And this I pray, that your love may abound yet more and more in knowledge and in all judgment; that ye may approve things that are excellent; that ye may be sincere and without offence till the day of Christ;
   And then he finishes off with the most important concept, the praise of God in three parts and yet unified as one. being filled with the fruits of righteousness, which are by Jesus Christ, unto the glory and praise of God.

Do we as a people in Christ portray any of that which Paul wrote about in this first chapter in the letter to the church in Philippi?  As he approached the end of his life on earth, he looked back at all that had transpired during his missionary journeys and was able to see that there would be more people being saved because of the faithful witness that he describes in this letter.
He could see ‘days of future passed’. 

 Are we able to reach out to those who are lost and share with them the saving gospel of Christ?   
What are we able to do with our knowledge and understanding of God’s Word as far as sharing it with those who are lost?

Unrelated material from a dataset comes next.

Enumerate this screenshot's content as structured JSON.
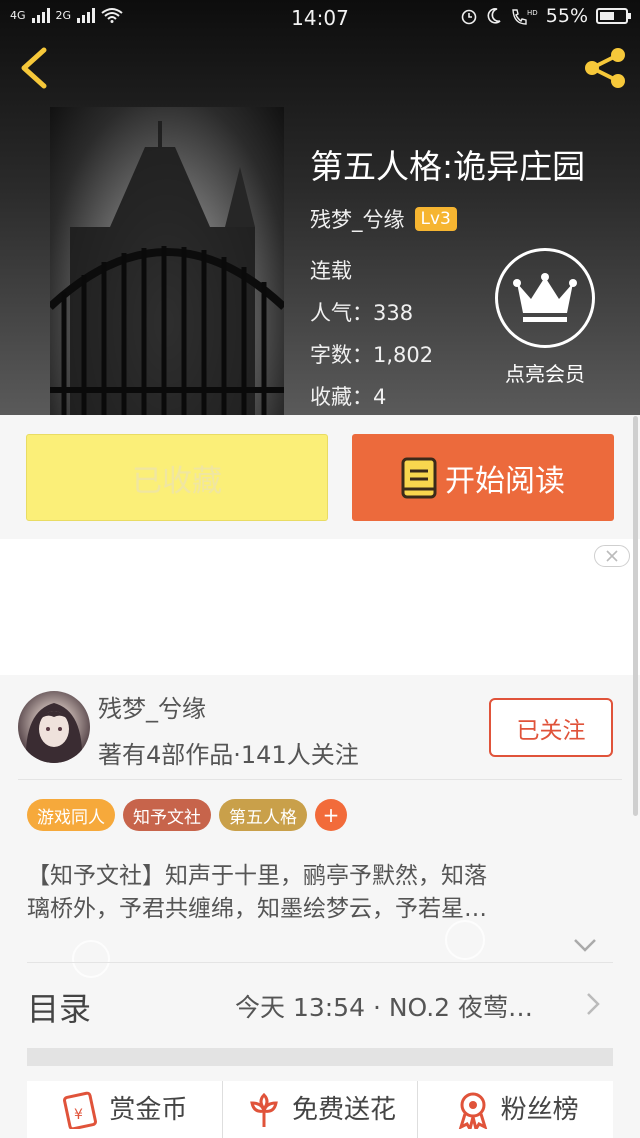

It is sometimes the simplest things we do that make those who are perishing notice. Sometime just the small quiet things we do and say can spark a conversation that may lead to a time of sharing of the Word. 
May God help us to be aware of our spiritual surroundings, may He give us the discernment to understand when is the time to speak and when is the time to just do the right things.  We should never do what is right when everyone is watching, we must ever do the right things no matter is anyone is watching.  God is watching.   He neither sleeps nor slumbers.

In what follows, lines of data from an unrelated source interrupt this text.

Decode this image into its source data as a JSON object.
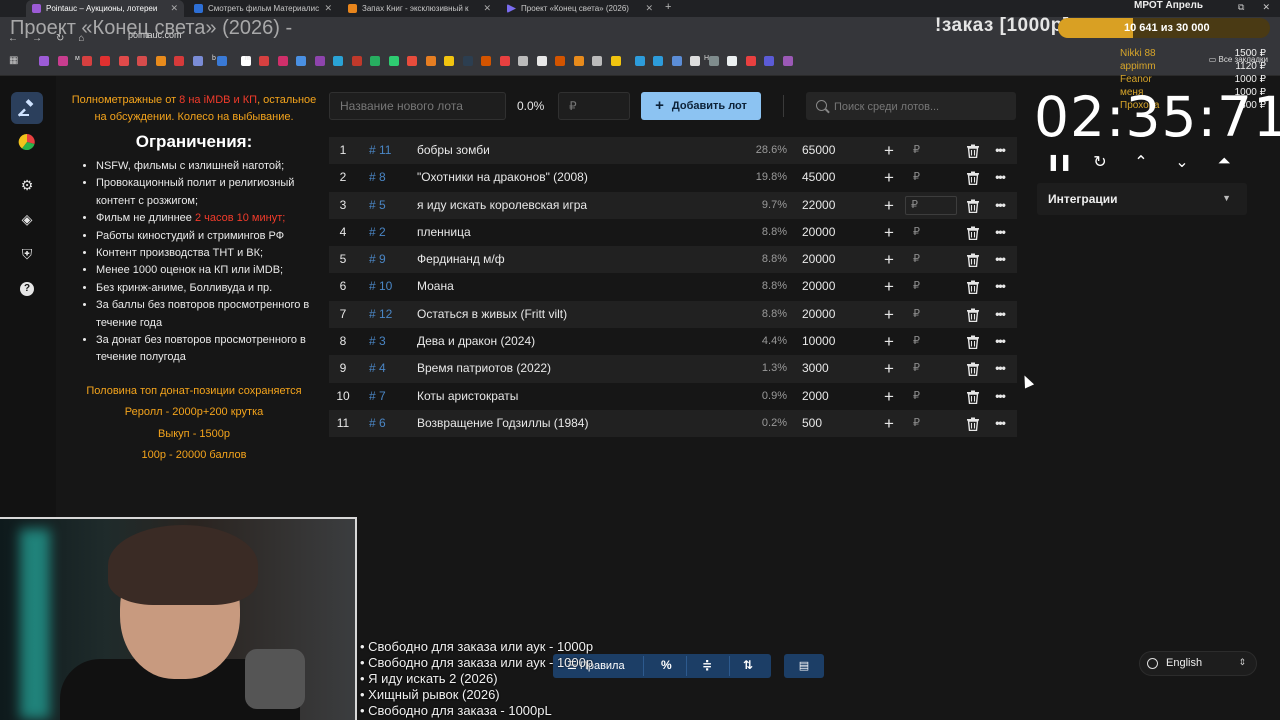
{
  "browser": {
    "tabs": [
      {
        "title": "Pointauc – Аукционы, лотереи",
        "color": "#9c5bd6"
      },
      {
        "title": "Смотреть фильм Материалис",
        "color": "#2d6fd6"
      },
      {
        "title": "Запах Книг - эксклюзивный к",
        "color": "#e8851c"
      },
      {
        "title": "Проект «Конец света» (2026)",
        "color": "#7a6cf0"
      }
    ],
    "page_title_overlay": "Проект «Конец света» (2026) -",
    "url": "pointauc.com",
    "bookmark_labels": [
      "м",
      "b",
      "m",
      "Н"
    ],
    "all_bookmarks": "Все закладки"
  },
  "stream": {
    "order_title": "!заказ [1000р]",
    "progress_text": "10 641  из 30 000",
    "progress_fraction": 0.3547,
    "mrot": "МРОТ Апрель",
    "donors": [
      "Nikki 88",
      "appimm",
      "Feanor",
      "меня",
      "Прохова"
    ],
    "donor_amounts": [
      "1500 ₽",
      "1120 ₽",
      "1000 ₽",
      "1000 ₽",
      "300 ₽"
    ],
    "ticker": [
      "• Свободно для заказа или аук - 1000р",
      "• Свободно для заказа или аук - 1000р",
      "• Я иду искать 2 (2026)",
      "• Хищный рывок (2026)",
      "• Свободно для заказа - 1000рL"
    ]
  },
  "rules": {
    "intro_a": "Полнометражные от ",
    "intro_red": "8 на iMDB и КП",
    "intro_b": ", остальное на обсуждении. Колесо на выбывание.",
    "heading": "Ограничения:",
    "items": [
      "NSFW, фильмы с излишней наготой;",
      "Провокационный полит и религиозный контент с розжигом;",
      "Фильм не длиннее ",
      "Работы киностудий и стримингов РФ",
      "Контент производства ТНТ и ВК;",
      "Менее 1000 оценок на КП или iMDB;",
      "Без кринж-аниме, Болливуда и пр.",
      "За баллы без повторов просмотренного в течение года",
      "За донат без повторов просмотренного в течение полугода"
    ],
    "length_red": "2 часов 10 минут;",
    "notes": [
      "Половина топ донат-позиции сохраняется",
      "Реролл - 2000р+200 крутка",
      "Выкуп - 1500р",
      "100р - 20000 баллов"
    ]
  },
  "toolbar": {
    "lot_placeholder": "Название нового лота",
    "percent": "0.0%",
    "money_placeholder": "₽",
    "add_label": "Добавить лот",
    "search_placeholder": "Поиск среди лотов..."
  },
  "lots": [
    {
      "idx": "1",
      "id": "# 11",
      "name": "бобры зомби",
      "pct": "28.6%",
      "amount": "65000"
    },
    {
      "idx": "2",
      "id": "# 8",
      "name": "\"Охотники на драконов\" (2008)",
      "pct": "19.8%",
      "amount": "45000"
    },
    {
      "idx": "3",
      "id": "# 5",
      "name": "я иду искать королевская игра",
      "pct": "9.7%",
      "amount": "22000"
    },
    {
      "idx": "4",
      "id": "# 2",
      "name": "пленница",
      "pct": "8.8%",
      "amount": "20000"
    },
    {
      "idx": "5",
      "id": "# 9",
      "name": "Фердинанд м/ф",
      "pct": "8.8%",
      "amount": "20000"
    },
    {
      "idx": "6",
      "id": "# 10",
      "name": "Моана",
      "pct": "8.8%",
      "amount": "20000"
    },
    {
      "idx": "7",
      "id": "# 12",
      "name": "Остаться в живых (Fritt vilt)",
      "pct": "8.8%",
      "amount": "20000"
    },
    {
      "idx": "8",
      "id": "# 3",
      "name": "Дева и дракон (2024)",
      "pct": "4.4%",
      "amount": "10000"
    },
    {
      "idx": "9",
      "id": "# 4",
      "name": "Время патриотов (2022)",
      "pct": "1.3%",
      "amount": "3000"
    },
    {
      "idx": "10",
      "id": "# 7",
      "name": "Коты аристократы",
      "pct": "0.9%",
      "amount": "2000"
    },
    {
      "idx": "11",
      "id": "# 6",
      "name": "Возвращение Годзиллы (1984)",
      "pct": "0.2%",
      "amount": "500"
    }
  ],
  "lot_currency": "₽",
  "timer": {
    "display": "02:35:71"
  },
  "integrations": {
    "label": "Интеграции"
  },
  "bottom": {
    "rules_label": "Правила",
    "percent_symbol": "%"
  },
  "language": {
    "selected": "English"
  },
  "colors": {
    "accent": "#8cc3f2",
    "rules_orange": "#f4a41c",
    "rules_red": "#f23b2b",
    "lot_id": "#4a86c5"
  }
}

Let us ever be mindful of who we represent to the world.

Let us pray:

O Lord Jesus Christ, who hast ordained this holy sacrament
to be a pledge of thy love, and a continual remembrance of
thy passion: Grant that we, who partake thereof in faith, may grow
up into thee in all things until we come to thy eternal joy,
who with the Father and the Holy Ghost livest and reignest,
one God, world without end.                          Amen.

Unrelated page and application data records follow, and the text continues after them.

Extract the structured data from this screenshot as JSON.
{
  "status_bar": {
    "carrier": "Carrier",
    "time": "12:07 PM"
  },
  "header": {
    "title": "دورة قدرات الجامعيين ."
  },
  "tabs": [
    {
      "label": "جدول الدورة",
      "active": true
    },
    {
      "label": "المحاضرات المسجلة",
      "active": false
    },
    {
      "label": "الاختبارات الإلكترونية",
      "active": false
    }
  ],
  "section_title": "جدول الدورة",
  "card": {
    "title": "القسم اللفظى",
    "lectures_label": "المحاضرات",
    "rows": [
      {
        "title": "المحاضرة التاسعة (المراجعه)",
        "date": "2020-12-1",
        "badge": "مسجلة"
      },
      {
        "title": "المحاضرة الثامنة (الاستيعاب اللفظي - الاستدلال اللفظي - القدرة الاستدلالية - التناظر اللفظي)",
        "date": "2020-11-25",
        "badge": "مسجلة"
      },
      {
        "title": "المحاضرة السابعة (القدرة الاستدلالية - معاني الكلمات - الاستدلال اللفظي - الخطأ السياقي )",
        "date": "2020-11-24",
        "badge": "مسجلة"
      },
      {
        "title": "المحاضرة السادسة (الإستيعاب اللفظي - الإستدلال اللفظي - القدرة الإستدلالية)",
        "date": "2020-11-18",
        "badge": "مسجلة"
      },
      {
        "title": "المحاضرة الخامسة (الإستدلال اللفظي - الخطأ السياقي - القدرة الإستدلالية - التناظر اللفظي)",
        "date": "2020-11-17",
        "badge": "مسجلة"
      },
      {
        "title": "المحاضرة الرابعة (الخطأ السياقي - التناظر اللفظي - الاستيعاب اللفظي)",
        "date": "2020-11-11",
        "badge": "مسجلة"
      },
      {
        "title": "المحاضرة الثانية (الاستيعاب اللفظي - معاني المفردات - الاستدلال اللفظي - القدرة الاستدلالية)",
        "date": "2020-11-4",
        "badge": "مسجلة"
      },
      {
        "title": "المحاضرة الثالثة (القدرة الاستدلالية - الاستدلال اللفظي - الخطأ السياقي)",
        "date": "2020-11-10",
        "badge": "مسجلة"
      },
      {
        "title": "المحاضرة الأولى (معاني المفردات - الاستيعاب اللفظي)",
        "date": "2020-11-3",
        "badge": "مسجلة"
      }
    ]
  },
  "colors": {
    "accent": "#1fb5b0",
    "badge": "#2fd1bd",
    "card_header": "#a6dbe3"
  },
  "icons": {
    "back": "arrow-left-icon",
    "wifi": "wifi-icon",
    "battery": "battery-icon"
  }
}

Be mindful, O Lord, of thy people bowed before thee,
and of those who are absent through age, sickness, or
infirmity.  Care for the infants, guide the young, support the aged,
encourage the faint-hearted, collect the scattered, and bring the
wandering to thy fold.  Travel with the voyagers; defend the widows;
shield the orphans; deliver the captives; heal the sick.  Succour all who
are in tribulation, necessity, or distress.  Remember the good all 
those who love us, and those who hate us, and those who have desired
us, unworthy as we are, to pray for them. And those whom we have
forgotten, do thou O Lord, remember.  For thou art the helper of
the helpless, the savior of the lost, the refuge of the wanderer, the healer
of the sick. Thou, who knowest each man’s need, and hast heard his
prayer, grant unto each according to thy merciful loving-kindness and
eternal love, through Jesus Christ our Lord.                         Amen.